It is therefore vital to carefully think of your trademark descriptions if you’re registering a mark that isn’t in its traditional form (i.e. logos, words or figurative marks). The description must be clear, unambiguous and sufficient to describe the marks you are seeking to register.”
How We Can Help…
Whether you are starting a new business venture in Northern Ireland, or are an existing business owner with multiple brands already in place, it is essential that you protect your Intellectual Property by registering a trademark.
A trademark is a brand that identifies a specific product or service. The owner of the trademark may be an individual, company or other legal entity.

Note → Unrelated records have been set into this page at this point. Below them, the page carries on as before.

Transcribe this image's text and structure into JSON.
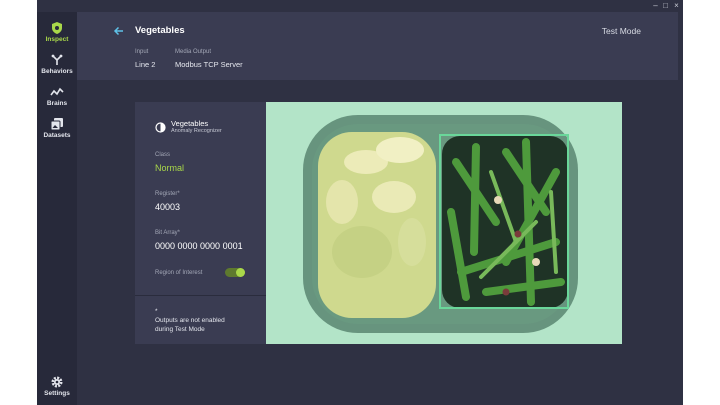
{
  "window": {
    "minimize": "–",
    "maximize": "□",
    "close": "×"
  },
  "sidebar": {
    "items": [
      {
        "label": "Inspect",
        "icon": "shield-icon",
        "active": true
      },
      {
        "label": "Behaviors",
        "icon": "branch-icon",
        "active": false
      },
      {
        "label": "Brains",
        "icon": "pulse-icon",
        "active": false
      },
      {
        "label": "Datasets",
        "icon": "image-stack-icon",
        "active": false
      }
    ],
    "settings": {
      "label": "Settings",
      "icon": "gear-icon"
    }
  },
  "header": {
    "title": "Vegetables",
    "mode": "Test Mode",
    "input_label": "Input",
    "input_value": "Line 2",
    "output_label": "Media Output",
    "output_value": "Modbus TCP Server"
  },
  "card": {
    "title": "Vegetables",
    "subtitle": "Anomaly Recognizer",
    "class_label": "Class",
    "class_value": "Normal",
    "register_label": "Register*",
    "register_value": "40003",
    "bit_array_label": "Bit Array*",
    "bit_array_value": "0000 0000 0000 0001",
    "roi_label": "Region of Interest",
    "roi_enabled": true,
    "note_star": "*",
    "note_line1": "Outputs are not enabled",
    "note_line2": "during Test Mode"
  },
  "colors": {
    "accent": "#a9d84a",
    "roi_box": "#6ad79a",
    "image_bg": "#b3e4c8"
  }
}
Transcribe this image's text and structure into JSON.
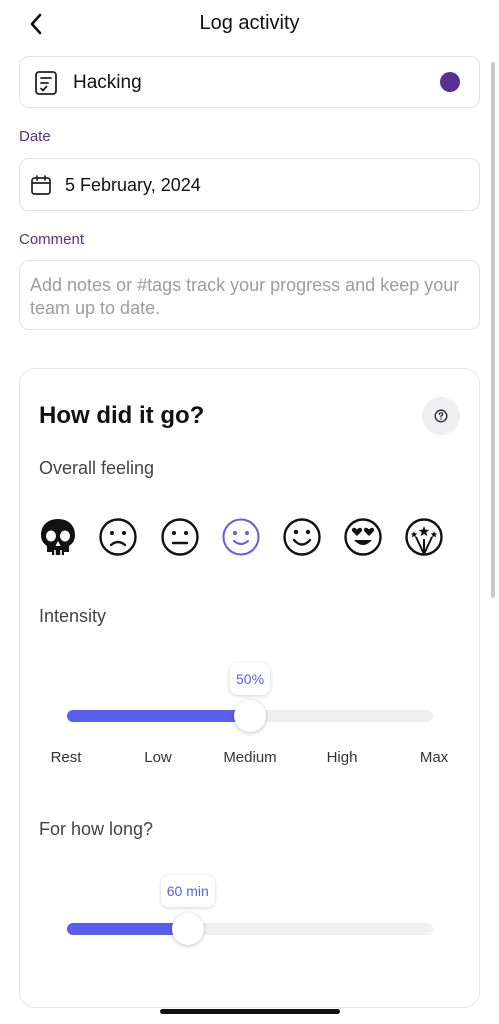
{
  "header": {
    "title": "Log activity"
  },
  "activity": {
    "name": "Hacking",
    "color": "#5b2e91"
  },
  "date": {
    "label": "Date",
    "value": "5 February, 2024"
  },
  "comment": {
    "label": "Comment",
    "placeholder": "Add notes or #tags track your progress and keep your team up to date."
  },
  "card": {
    "title": "How did it go?",
    "feeling": {
      "label": "Overall feeling",
      "options": [
        "skull",
        "frown",
        "neutral",
        "smile",
        "happy",
        "heart-eyes",
        "fireworks"
      ],
      "selected": "smile",
      "selected_color": "#5a5ef0"
    },
    "intensity": {
      "label": "Intensity",
      "value_label": "50%",
      "value": 0.5,
      "ticks": [
        "Rest",
        "Low",
        "Medium",
        "High",
        "Max"
      ]
    },
    "duration": {
      "label": "For how long?",
      "value_label": "60 min",
      "value": 0.33
    }
  },
  "accent": "#5a5ef0"
}
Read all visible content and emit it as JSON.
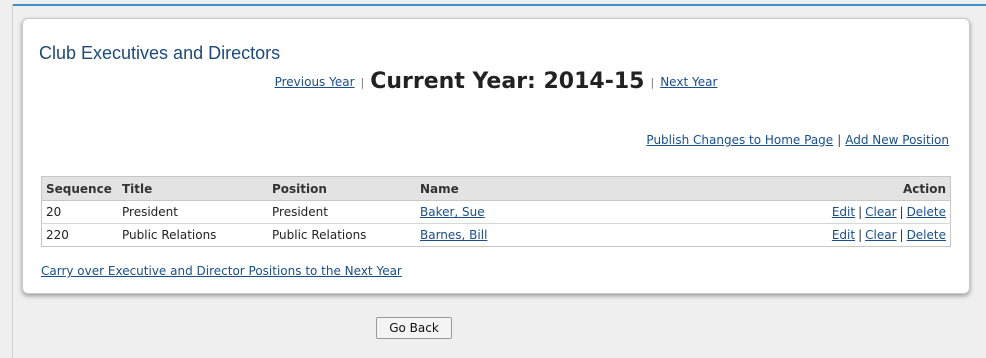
{
  "page": {
    "title": "Club Executives and Directors",
    "previous_year": "Previous Year",
    "current_year": "Current Year: 2014-15",
    "next_year": "Next Year",
    "year_separator": "|"
  },
  "actions": {
    "publish": "Publish Changes to Home Page",
    "separator": "|",
    "add_position": "Add New Position"
  },
  "table": {
    "headers": {
      "sequence": "Sequence",
      "title": "Title",
      "position": "Position",
      "name": "Name",
      "action": "Action"
    },
    "rows": [
      {
        "sequence": "20",
        "title": "President",
        "position": "President",
        "name": "Baker, Sue",
        "edit": "Edit",
        "clear": "Clear",
        "delete": "Delete"
      },
      {
        "sequence": "220",
        "title": "Public Relations",
        "position": "Public Relations",
        "name": "Barnes, Bill",
        "edit": "Edit",
        "clear": "Clear",
        "delete": "Delete"
      }
    ],
    "action_separator": "|"
  },
  "carry_over": "Carry over Executive and Director Positions to the Next Year",
  "go_back": "Go Back",
  "colors": {
    "accent_rule": "#3a93c9",
    "title": "#1d4a77",
    "link": "#1a4f8a",
    "header_bg": "#e3e3e3"
  }
}
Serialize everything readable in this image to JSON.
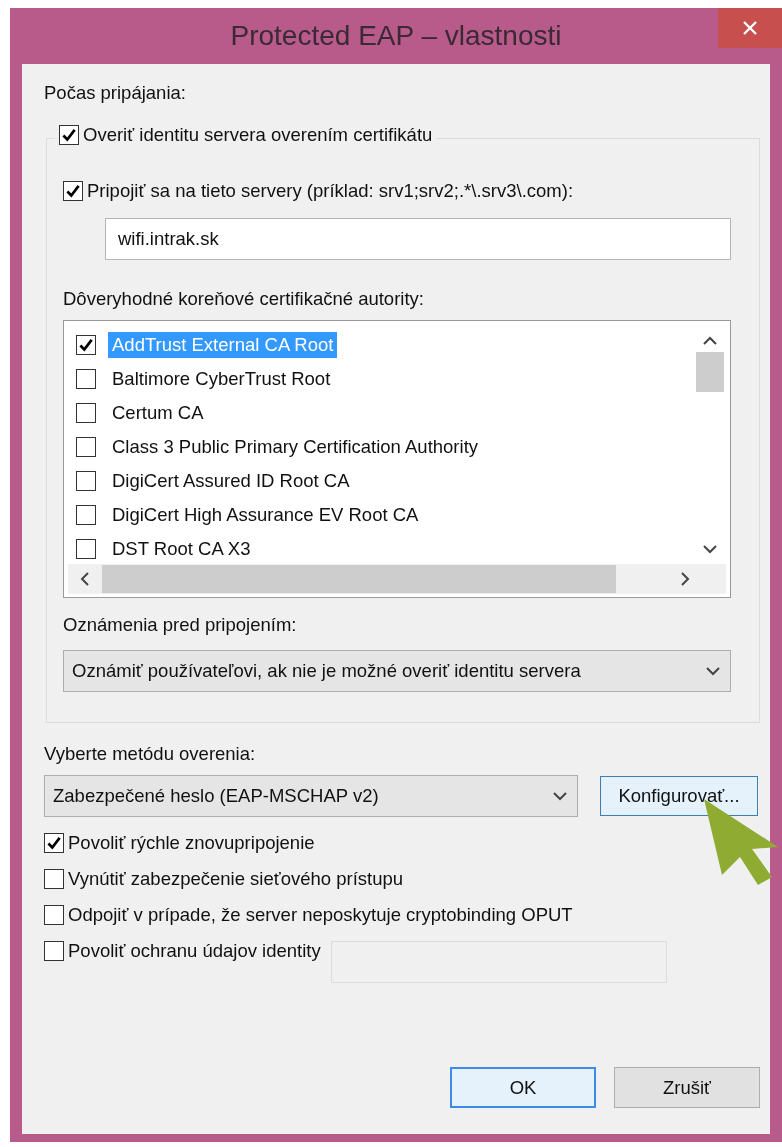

Registering a trademark is done through the UK Intellectual Property Office or the EU Intellectual Property Office.
In addition to the visual and written aspect of your trademark you will also be required to list it within the specific classification that accurately describes the product or service being offered. It is advisable to check the trademark database in advance to ensure there are no conflicts. Once the application has been received by the IPO, it will then be featured in the trademark journal for a period of two months, during which time anyone may object to the application.
The Corporate team at MKB Law provides clients with expert advice and guidance when applying or registering a trademark with the Intellectual Property Office. In the event that your application receives any objections, or if conflicts arise, our team will advise on the best course of action going forward. We will also assist with trademark renewals and any changes that may be required.